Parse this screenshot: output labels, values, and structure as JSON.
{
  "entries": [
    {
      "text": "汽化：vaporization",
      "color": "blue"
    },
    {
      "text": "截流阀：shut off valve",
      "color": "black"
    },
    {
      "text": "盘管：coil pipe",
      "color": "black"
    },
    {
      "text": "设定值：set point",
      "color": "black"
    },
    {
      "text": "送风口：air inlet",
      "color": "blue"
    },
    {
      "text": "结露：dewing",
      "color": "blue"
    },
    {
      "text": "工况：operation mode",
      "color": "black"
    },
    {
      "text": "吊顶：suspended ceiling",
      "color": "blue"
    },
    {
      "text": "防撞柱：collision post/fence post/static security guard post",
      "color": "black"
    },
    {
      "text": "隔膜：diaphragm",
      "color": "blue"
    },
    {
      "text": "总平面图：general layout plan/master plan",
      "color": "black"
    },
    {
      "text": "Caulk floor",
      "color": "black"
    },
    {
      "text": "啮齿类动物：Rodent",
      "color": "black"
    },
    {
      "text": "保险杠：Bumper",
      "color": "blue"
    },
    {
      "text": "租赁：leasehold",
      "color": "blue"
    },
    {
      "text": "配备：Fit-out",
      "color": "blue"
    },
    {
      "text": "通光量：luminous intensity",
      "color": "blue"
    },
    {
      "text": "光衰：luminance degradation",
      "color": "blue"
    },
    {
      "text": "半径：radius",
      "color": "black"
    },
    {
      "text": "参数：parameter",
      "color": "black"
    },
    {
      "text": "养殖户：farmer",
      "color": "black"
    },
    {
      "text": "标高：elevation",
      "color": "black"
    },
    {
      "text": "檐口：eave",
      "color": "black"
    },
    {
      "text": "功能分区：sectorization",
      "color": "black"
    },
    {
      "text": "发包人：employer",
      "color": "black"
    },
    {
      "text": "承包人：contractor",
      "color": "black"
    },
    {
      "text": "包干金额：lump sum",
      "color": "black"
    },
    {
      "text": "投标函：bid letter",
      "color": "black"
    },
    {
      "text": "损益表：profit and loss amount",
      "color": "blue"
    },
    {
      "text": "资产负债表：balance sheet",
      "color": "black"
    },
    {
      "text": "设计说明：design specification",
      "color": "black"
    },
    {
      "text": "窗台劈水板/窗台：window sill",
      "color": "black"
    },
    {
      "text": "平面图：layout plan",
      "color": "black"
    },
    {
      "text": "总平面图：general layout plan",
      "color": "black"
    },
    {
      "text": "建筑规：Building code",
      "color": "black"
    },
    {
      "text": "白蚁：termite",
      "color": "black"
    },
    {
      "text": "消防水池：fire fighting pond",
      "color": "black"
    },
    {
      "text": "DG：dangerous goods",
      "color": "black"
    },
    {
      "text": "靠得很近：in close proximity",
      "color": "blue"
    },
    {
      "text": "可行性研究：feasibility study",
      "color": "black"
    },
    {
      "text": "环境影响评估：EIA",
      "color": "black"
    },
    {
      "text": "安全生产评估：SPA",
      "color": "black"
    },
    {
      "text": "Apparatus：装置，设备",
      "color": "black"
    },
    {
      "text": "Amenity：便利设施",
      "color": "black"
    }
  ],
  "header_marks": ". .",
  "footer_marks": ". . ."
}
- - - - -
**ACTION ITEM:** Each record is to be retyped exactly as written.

**EXERCISE RESPONSE:**
Parse this screenshot: output labels, values, and structure as JSON.
{
  "entries": [
    {
      "text": "汽化：vaporization",
      "color": "blue"
    },
    {
      "text": "截流阀：shut off valve",
      "color": "black"
    },
    {
      "text": "盘管：coil pipe",
      "color": "black"
    },
    {
      "text": "设定值：set point",
      "color": "black"
    },
    {
      "text": "送风口：air inlet",
      "color": "blue"
    },
    {
      "text": "结露：dewing",
      "color": "blue"
    },
    {
      "text": "工况：operation mode",
      "color": "black"
    },
    {
      "text": "吊顶：suspended ceiling",
      "color": "blue"
    },
    {
      "text": "防撞柱：collision post/fence post/static security guard post",
      "color": "black"
    },
    {
      "text": "隔膜：diaphragm",
      "color": "blue"
    },
    {
      "text": "总平面图：general layout plan/master plan",
      "color": "black"
    },
    {
      "text": "Caulk floor",
      "color": "black"
    },
    {
      "text": "啮齿类动物：Rodent",
      "color": "black"
    },
    {
      "text": "保险杠：Bumper",
      "color": "blue"
    },
    {
      "text": "租赁：leasehold",
      "color": "blue"
    },
    {
      "text": "配备：Fit-out",
      "color": "blue"
    },
    {
      "text": "通光量：luminous intensity",
      "color": "blue"
    },
    {
      "text": "光衰：luminance degradation",
      "color": "blue"
    },
    {
      "text": "半径：radius",
      "color": "black"
    },
    {
      "text": "参数：parameter",
      "color": "black"
    },
    {
      "text": "养殖户：farmer",
      "color": "black"
    },
    {
      "text": "标高：elevation",
      "color": "black"
    },
    {
      "text": "檐口：eave",
      "color": "black"
    },
    {
      "text": "功能分区：sectorization",
      "color": "black"
    },
    {
      "text": "发包人：employer",
      "color": "black"
    },
    {
      "text": "承包人：contractor",
      "color": "black"
    },
    {
      "text": "包干金额：lump sum",
      "color": "black"
    },
    {
      "text": "投标函：bid letter",
      "color": "black"
    },
    {
      "text": "损益表：profit and loss amount",
      "color": "blue"
    },
    {
      "text": "资产负债表：balance sheet",
      "color": "black"
    },
    {
      "text": "设计说明：design specification",
      "color": "black"
    },
    {
      "text": "窗台劈水板/窗台：window sill",
      "color": "black"
    },
    {
      "text": "平面图：layout plan",
      "color": "black"
    },
    {
      "text": "总平面图：general layout plan",
      "color": "black"
    },
    {
      "text": "建筑规：Building code",
      "color": "black"
    },
    {
      "text": "白蚁：termite",
      "color": "black"
    },
    {
      "text": "消防水池：fire fighting pond",
      "color": "black"
    },
    {
      "text": "DG：dangerous goods",
      "color": "black"
    },
    {
      "text": "靠得很近：in close proximity",
      "color": "blue"
    },
    {
      "text": "可行性研究：feasibility study",
      "color": "black"
    },
    {
      "text": "环境影响评估：EIA",
      "color": "black"
    },
    {
      "text": "安全生产评估：SPA",
      "color": "black"
    },
    {
      "text": "Apparatus：装置，设备",
      "color": "black"
    },
    {
      "text": "Amenity：便利设施",
      "color": "black"
    }
  ],
  "header_marks": ". .",
  "footer_marks": ". . ."
}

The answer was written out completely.